I’m not in any hurry to repeat the experience – it was nerve-wracking and exhausting – but I feel proud of myself for doing a difficult job competently and managing to handle my anxiety. Thanks are also due to the people who took part on that night and were so supportive towards me – I couldn’t have got through it without certain people telling me early on that I was doing well and giving me a well-needed confidence boost.

I Can’t Cry Any More

I Can’t Cry Any More

My tears won’t come. I feel so close to breaking down in tears lately but for some reason I just can’t do it – my eyes remain resolutely dry. Although inside I might be despairing, on the outside there are no cracks in my mask.

Only the people reading this have any idea of the pain I carry inside. I am not able to show it or speak out about it. So I write instead and expose my feelings in this way.

Few of the people I have seen over the past few days will have garnered any hint of my hurt. I have kept it inside. I can still speak to them, laugh along with them, give every appearance of being my usual self while under the surface I am in turmoil. I actively hide it these days.

One if the factors that makes handling it more difficult is that I can’t talk about how I feel to anyone. I don’t mean that there is nobody I feel close enough to; what I mean is that I am literally not able to speak about my feelings. When I am under the added pressure of oral communication the words get stuck in my throat and I can’t get them out – I become mute.

It is not that the words themselves are blocked. Rather it is that I have a flood of words running through my mind but such is the intensity of emotion accompanying them that I involuntarily shut down. I would not even be able to read what I have written out loud.

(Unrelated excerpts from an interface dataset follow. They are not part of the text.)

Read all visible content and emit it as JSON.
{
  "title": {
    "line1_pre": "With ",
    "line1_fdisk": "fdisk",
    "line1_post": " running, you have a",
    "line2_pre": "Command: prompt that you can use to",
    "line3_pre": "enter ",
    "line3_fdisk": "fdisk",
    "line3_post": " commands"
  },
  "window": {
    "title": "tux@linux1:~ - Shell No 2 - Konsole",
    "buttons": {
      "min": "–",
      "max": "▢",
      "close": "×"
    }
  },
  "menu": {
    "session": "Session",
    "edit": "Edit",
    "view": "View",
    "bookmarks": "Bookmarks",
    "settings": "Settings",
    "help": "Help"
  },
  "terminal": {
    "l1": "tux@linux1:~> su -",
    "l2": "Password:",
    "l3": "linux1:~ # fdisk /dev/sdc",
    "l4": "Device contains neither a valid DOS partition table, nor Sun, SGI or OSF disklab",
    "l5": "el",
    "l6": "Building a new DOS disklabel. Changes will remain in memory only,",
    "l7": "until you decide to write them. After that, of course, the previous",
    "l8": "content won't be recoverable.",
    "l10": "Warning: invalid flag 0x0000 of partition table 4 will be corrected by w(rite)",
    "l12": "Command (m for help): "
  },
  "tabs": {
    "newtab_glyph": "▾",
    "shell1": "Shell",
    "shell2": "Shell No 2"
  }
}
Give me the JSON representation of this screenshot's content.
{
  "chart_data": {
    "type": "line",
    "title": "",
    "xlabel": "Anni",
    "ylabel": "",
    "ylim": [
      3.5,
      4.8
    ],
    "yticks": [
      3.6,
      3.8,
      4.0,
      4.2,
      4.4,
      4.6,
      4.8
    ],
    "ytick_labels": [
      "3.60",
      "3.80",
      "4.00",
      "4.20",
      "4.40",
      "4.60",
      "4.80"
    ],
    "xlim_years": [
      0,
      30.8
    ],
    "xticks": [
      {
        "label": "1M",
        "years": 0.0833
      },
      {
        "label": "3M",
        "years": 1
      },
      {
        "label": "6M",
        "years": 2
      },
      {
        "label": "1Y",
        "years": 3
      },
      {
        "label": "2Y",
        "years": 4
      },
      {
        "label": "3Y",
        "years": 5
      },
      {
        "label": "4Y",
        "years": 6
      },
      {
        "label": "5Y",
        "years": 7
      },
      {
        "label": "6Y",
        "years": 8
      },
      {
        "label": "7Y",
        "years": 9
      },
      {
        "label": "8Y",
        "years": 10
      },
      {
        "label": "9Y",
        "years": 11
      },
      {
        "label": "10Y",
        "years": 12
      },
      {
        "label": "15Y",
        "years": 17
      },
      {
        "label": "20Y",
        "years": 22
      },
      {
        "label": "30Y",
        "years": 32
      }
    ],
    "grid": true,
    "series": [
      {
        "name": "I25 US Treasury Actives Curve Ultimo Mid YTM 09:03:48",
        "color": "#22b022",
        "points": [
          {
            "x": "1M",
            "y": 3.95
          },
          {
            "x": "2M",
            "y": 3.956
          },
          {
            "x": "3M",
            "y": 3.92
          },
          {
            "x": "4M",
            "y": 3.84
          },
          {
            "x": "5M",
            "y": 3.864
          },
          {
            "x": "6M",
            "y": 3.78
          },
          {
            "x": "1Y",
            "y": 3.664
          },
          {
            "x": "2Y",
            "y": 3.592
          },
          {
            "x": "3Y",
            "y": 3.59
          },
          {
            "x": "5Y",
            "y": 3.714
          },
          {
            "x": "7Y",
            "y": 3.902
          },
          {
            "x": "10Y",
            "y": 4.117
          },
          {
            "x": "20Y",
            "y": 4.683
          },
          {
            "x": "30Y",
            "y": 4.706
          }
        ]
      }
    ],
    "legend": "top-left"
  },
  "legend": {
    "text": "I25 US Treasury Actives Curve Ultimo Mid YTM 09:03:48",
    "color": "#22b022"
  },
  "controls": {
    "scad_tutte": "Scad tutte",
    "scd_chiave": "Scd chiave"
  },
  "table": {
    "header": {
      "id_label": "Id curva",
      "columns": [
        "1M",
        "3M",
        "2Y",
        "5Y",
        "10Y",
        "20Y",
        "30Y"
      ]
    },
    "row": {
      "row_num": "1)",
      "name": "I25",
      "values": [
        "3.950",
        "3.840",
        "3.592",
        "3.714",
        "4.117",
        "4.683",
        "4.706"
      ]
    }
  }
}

Tears, words and other demonstrations of my emotions are not something I merely find difficult: they are mentally and physically almost impossible. Instead I am sitting here into the small hours again, writing these words as my way of dealing with my emotional pain. And by expressing my feelings in this way I am better able to cope with them.